- _Directions for this task_: Identify and pull out each line of the entries in which "icon" occurs.

- _Records to process_:
----
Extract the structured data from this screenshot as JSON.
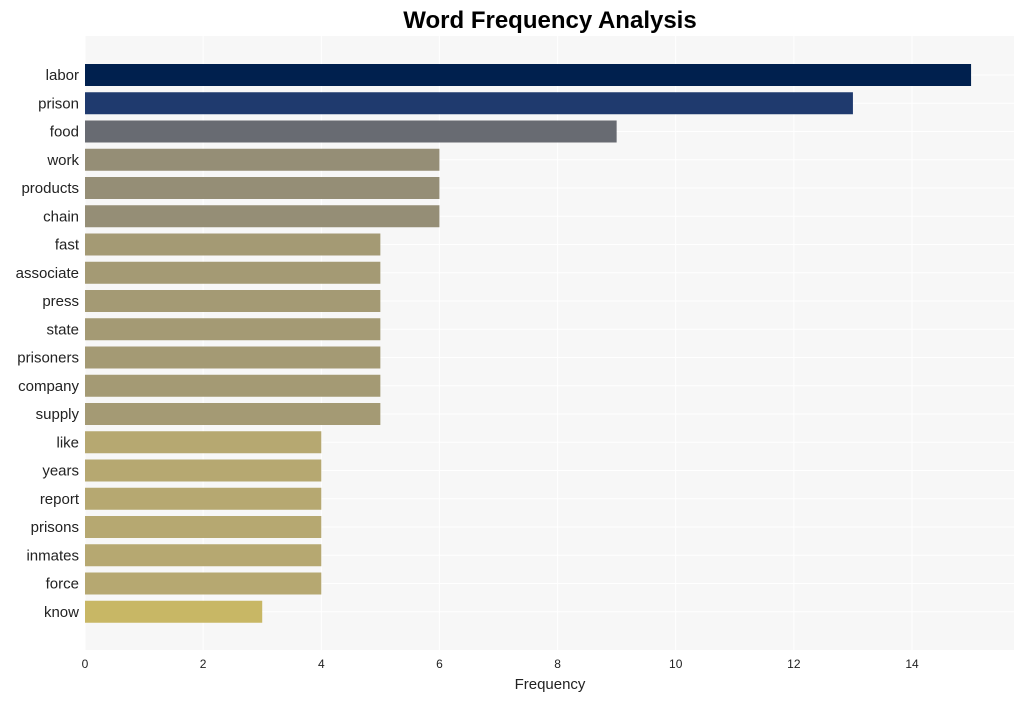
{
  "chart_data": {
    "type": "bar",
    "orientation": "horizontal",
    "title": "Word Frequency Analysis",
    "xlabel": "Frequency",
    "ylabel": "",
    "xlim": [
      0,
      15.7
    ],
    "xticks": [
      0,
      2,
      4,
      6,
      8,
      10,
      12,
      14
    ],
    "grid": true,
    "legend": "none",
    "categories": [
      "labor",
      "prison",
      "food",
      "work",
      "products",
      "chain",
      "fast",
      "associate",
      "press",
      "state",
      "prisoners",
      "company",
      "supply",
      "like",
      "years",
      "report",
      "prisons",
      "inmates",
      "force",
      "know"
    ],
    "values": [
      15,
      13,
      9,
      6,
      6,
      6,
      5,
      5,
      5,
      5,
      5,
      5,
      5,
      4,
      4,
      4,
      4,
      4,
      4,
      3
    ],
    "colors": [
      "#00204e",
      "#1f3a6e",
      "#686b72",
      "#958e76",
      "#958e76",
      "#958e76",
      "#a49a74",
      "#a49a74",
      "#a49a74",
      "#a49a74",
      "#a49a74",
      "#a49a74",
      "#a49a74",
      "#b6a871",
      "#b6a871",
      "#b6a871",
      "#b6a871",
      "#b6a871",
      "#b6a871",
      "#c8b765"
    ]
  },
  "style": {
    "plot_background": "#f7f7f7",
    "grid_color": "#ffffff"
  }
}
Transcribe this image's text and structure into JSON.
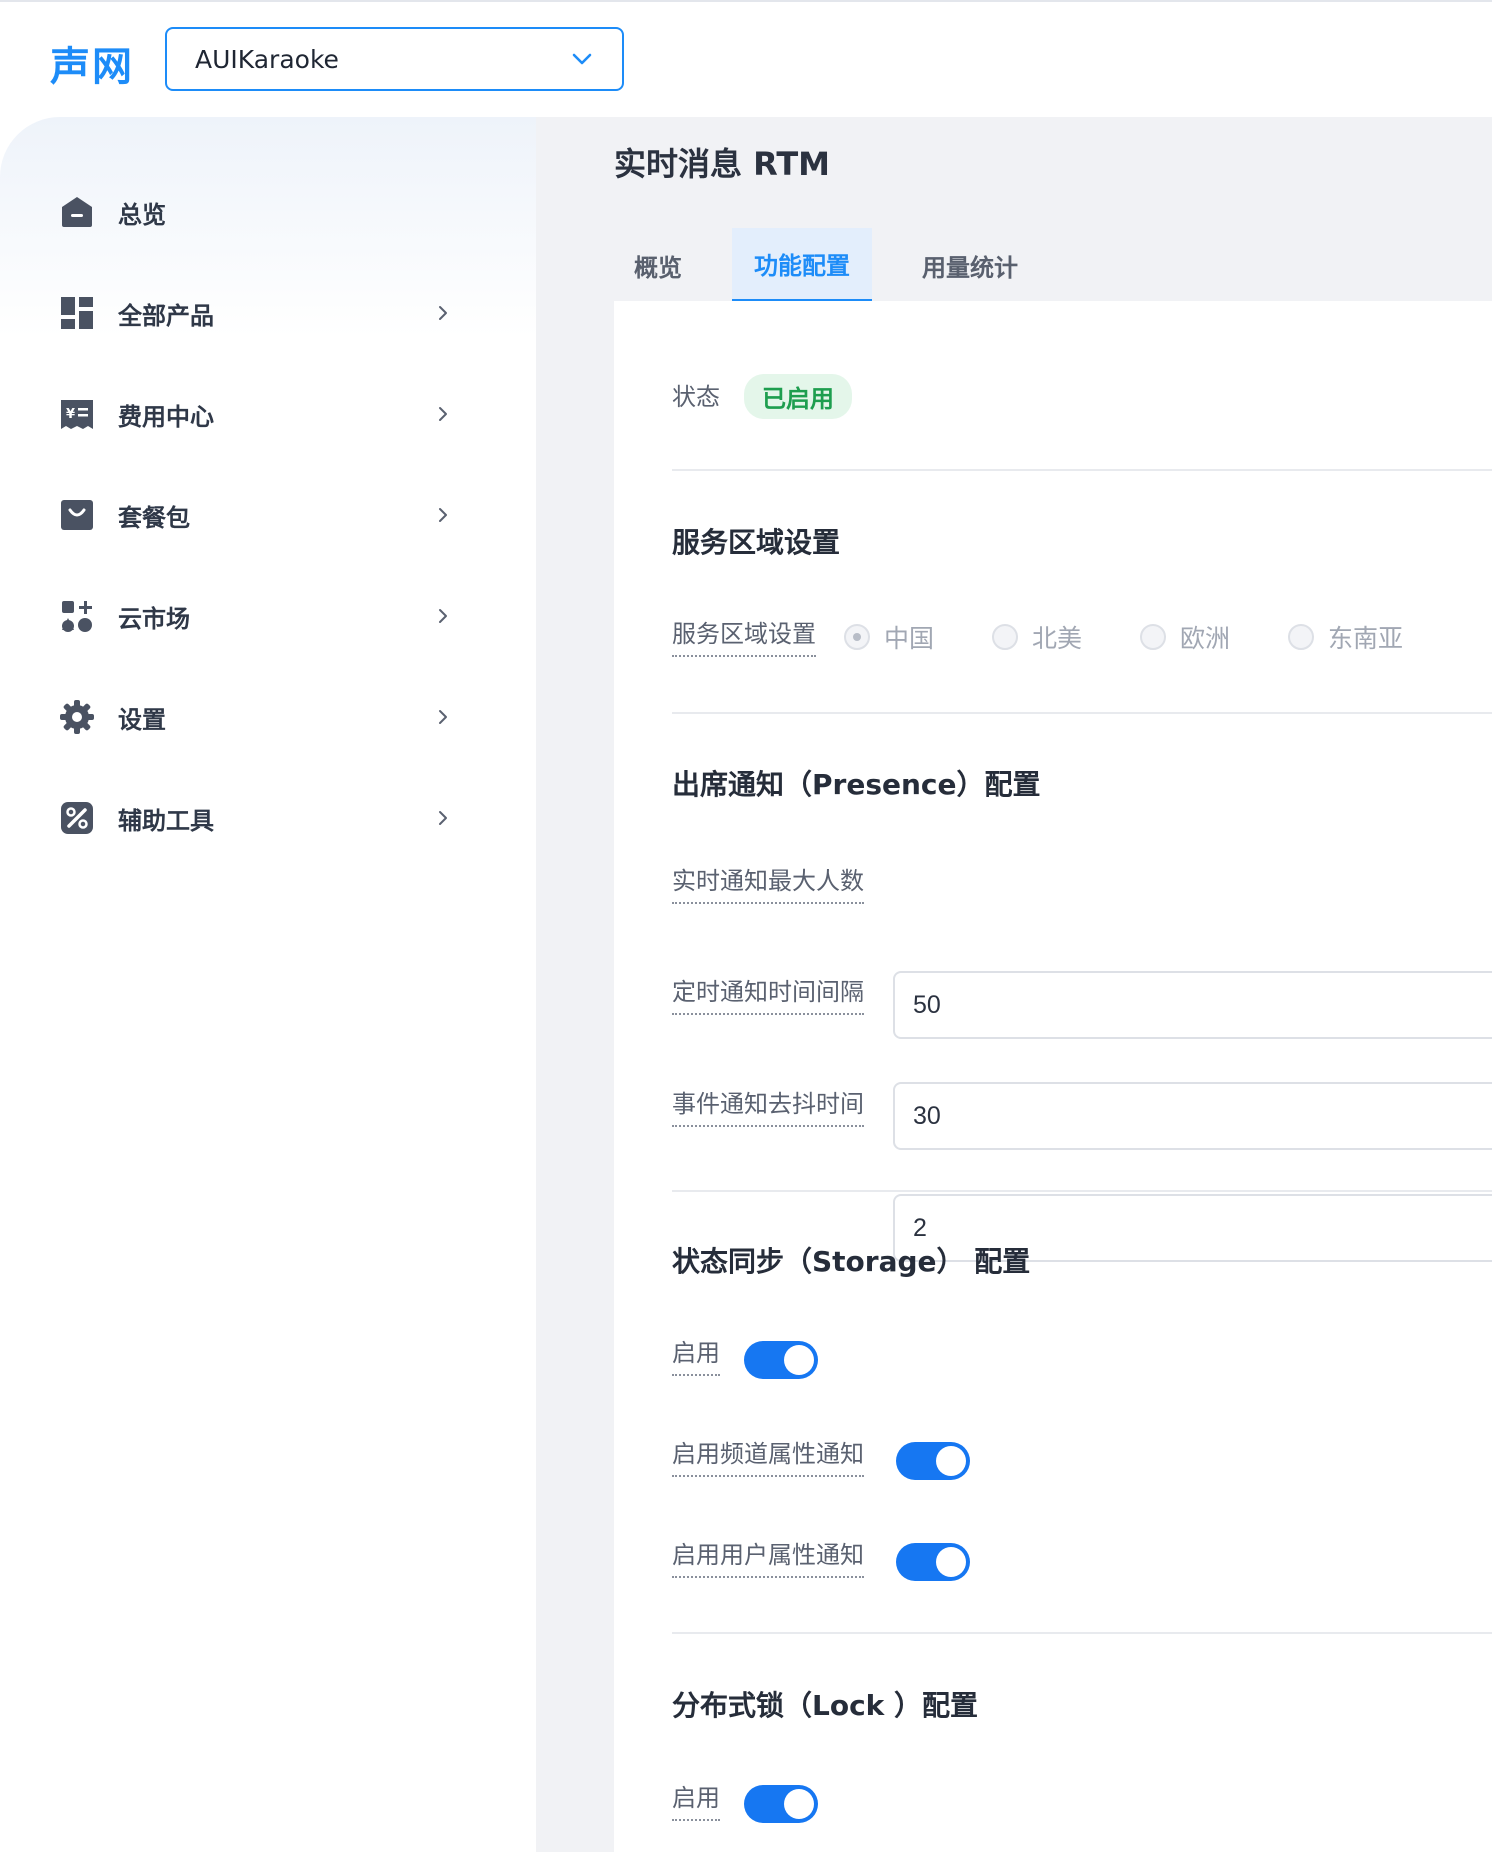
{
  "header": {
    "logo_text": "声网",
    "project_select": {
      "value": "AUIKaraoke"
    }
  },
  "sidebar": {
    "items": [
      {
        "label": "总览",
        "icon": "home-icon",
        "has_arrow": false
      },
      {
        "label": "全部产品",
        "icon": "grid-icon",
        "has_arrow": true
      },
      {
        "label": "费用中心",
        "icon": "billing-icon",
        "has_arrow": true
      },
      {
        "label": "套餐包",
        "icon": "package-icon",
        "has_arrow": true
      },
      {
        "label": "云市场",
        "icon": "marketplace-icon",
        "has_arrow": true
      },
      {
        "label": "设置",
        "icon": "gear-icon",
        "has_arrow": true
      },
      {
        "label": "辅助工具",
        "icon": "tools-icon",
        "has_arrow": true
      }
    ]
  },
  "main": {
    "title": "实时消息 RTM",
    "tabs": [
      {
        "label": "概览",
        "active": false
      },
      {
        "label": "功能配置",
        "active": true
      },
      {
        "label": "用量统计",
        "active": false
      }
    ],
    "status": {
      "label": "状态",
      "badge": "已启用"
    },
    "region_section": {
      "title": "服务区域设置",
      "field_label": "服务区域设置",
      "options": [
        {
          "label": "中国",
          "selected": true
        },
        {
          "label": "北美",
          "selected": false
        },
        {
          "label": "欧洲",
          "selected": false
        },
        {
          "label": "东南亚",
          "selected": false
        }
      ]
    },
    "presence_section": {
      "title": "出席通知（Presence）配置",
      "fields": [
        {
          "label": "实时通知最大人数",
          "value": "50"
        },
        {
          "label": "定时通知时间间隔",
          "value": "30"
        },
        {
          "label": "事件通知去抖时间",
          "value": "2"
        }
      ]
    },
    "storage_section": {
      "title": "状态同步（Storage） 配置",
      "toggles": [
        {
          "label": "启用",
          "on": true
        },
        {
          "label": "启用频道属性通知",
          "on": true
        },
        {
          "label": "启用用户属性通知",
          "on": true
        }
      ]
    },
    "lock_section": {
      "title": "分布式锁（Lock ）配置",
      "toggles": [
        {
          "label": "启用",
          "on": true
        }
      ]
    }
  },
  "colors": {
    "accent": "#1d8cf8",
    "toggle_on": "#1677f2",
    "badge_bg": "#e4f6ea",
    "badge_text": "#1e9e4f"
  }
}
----
- _Exercise answer_:
        "icon": "home-icon",
        "icon": "grid-icon",
        "icon": "billing-icon",
        "icon": "package-icon",
        "icon": "marketplace-icon",
        "icon": "gear-icon",
        "icon": "tools-icon",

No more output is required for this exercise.